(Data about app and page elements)

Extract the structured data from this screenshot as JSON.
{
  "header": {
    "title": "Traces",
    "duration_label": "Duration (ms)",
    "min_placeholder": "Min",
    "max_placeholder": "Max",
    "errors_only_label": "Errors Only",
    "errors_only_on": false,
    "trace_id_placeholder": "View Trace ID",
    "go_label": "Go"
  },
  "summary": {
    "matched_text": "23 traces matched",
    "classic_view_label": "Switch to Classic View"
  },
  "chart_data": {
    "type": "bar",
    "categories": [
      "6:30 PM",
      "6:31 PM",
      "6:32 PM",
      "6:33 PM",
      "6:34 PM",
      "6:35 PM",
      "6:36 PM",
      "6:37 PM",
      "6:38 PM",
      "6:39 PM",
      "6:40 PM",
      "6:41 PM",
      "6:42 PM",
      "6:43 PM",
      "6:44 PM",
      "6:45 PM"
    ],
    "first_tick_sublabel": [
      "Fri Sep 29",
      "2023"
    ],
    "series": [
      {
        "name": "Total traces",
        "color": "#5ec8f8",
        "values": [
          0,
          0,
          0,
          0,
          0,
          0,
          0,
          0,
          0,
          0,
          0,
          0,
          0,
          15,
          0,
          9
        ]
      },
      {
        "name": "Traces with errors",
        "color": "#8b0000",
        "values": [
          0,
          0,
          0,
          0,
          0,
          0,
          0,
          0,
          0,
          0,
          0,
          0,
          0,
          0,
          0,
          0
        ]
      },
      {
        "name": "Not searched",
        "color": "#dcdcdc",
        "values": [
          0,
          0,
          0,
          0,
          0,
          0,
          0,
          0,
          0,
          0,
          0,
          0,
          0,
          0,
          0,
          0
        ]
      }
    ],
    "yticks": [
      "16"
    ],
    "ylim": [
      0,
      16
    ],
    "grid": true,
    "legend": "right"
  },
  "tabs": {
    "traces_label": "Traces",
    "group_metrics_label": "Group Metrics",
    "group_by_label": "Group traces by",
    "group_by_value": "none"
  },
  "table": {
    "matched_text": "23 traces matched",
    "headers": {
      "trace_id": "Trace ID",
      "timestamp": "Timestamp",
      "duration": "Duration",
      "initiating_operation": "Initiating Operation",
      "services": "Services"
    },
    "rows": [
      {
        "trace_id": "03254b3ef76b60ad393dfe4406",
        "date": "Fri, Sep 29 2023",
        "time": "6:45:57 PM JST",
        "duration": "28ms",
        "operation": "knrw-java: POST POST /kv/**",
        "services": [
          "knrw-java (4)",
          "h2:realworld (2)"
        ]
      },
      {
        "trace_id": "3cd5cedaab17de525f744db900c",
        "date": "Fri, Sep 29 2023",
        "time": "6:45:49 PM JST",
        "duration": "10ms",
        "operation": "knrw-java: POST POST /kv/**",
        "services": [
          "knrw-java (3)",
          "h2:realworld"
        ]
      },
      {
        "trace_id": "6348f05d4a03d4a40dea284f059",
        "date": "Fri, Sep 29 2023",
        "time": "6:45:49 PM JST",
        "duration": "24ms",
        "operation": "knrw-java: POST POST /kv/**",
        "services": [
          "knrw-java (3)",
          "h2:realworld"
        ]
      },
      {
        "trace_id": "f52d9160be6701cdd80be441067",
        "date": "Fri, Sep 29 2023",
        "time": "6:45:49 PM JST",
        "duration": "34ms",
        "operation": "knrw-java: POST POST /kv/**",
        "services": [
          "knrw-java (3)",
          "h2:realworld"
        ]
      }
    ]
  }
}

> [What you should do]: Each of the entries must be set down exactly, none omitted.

> [Task solution]:
Extract the structured data from this screenshot as JSON.
{
  "header": {
    "title": "Traces",
    "duration_label": "Duration (ms)",
    "min_placeholder": "Min",
    "max_placeholder": "Max",
    "errors_only_label": "Errors Only",
    "errors_only_on": false,
    "trace_id_placeholder": "View Trace ID",
    "go_label": "Go"
  },
  "summary": {
    "matched_text": "23 traces matched",
    "classic_view_label": "Switch to Classic View"
  },
  "chart_data": {
    "type": "bar",
    "categories": [
      "6:30 PM",
      "6:31 PM",
      "6:32 PM",
      "6:33 PM",
      "6:34 PM",
      "6:35 PM",
      "6:36 PM",
      "6:37 PM",
      "6:38 PM",
      "6:39 PM",
      "6:40 PM",
      "6:41 PM",
      "6:42 PM",
      "6:43 PM",
      "6:44 PM",
      "6:45 PM"
    ],
    "first_tick_sublabel": [
      "Fri Sep 29",
      "2023"
    ],
    "series": [
      {
        "name": "Total traces",
        "color": "#5ec8f8",
        "values": [
          0,
          0,
          0,
          0,
          0,
          0,
          0,
          0,
          0,
          0,
          0,
          0,
          0,
          15,
          0,
          9
        ]
      },
      {
        "name": "Traces with errors",
        "color": "#8b0000",
        "values": [
          0,
          0,
          0,
          0,
          0,
          0,
          0,
          0,
          0,
          0,
          0,
          0,
          0,
          0,
          0,
          0
        ]
      },
      {
        "name": "Not searched",
        "color": "#dcdcdc",
        "values": [
          0,
          0,
          0,
          0,
          0,
          0,
          0,
          0,
          0,
          0,
          0,
          0,
          0,
          0,
          0,
          0
        ]
      }
    ],
    "yticks": [
      "16"
    ],
    "ylim": [
      0,
      16
    ],
    "grid": true,
    "legend": "right"
  },
  "tabs": {
    "traces_label": "Traces",
    "group_metrics_label": "Group Metrics",
    "group_by_label": "Group traces by",
    "group_by_value": "none"
  },
  "table": {
    "matched_text": "23 traces matched",
    "headers": {
      "trace_id": "Trace ID",
      "timestamp": "Timestamp",
      "duration": "Duration",
      "initiating_operation": "Initiating Operation",
      "services": "Services"
    },
    "rows": [
      {
        "trace_id": "03254b3ef76b60ad393dfe4406",
        "date": "Fri, Sep 29 2023",
        "time": "6:45:57 PM JST",
        "duration": "28ms",
        "operation": "knrw-java: POST POST /kv/**",
        "services": [
          "knrw-java (4)",
          "h2:realworld (2)"
        ]
      },
      {
        "trace_id": "3cd5cedaab17de525f744db900c",
        "date": "Fri, Sep 29 2023",
        "time": "6:45:49 PM JST",
        "duration": "10ms",
        "operation": "knrw-java: POST POST /kv/**",
        "services": [
          "knrw-java (3)",
          "h2:realworld"
        ]
      },
      {
        "trace_id": "6348f05d4a03d4a40dea284f059",
        "date": "Fri, Sep 29 2023",
        "time": "6:45:49 PM JST",
        "duration": "24ms",
        "operation": "knrw-java: POST POST /kv/**",
        "services": [
          "knrw-java (3)",
          "h2:realworld"
        ]
      },
      {
        "trace_id": "f52d9160be6701cdd80be441067",
        "date": "Fri, Sep 29 2023",
        "time": "6:45:49 PM JST",
        "duration": "34ms",
        "operation": "knrw-java: POST POST /kv/**",
        "services": [
          "knrw-java (3)",
          "h2:realworld"
        ]
      }
    ]
  }
}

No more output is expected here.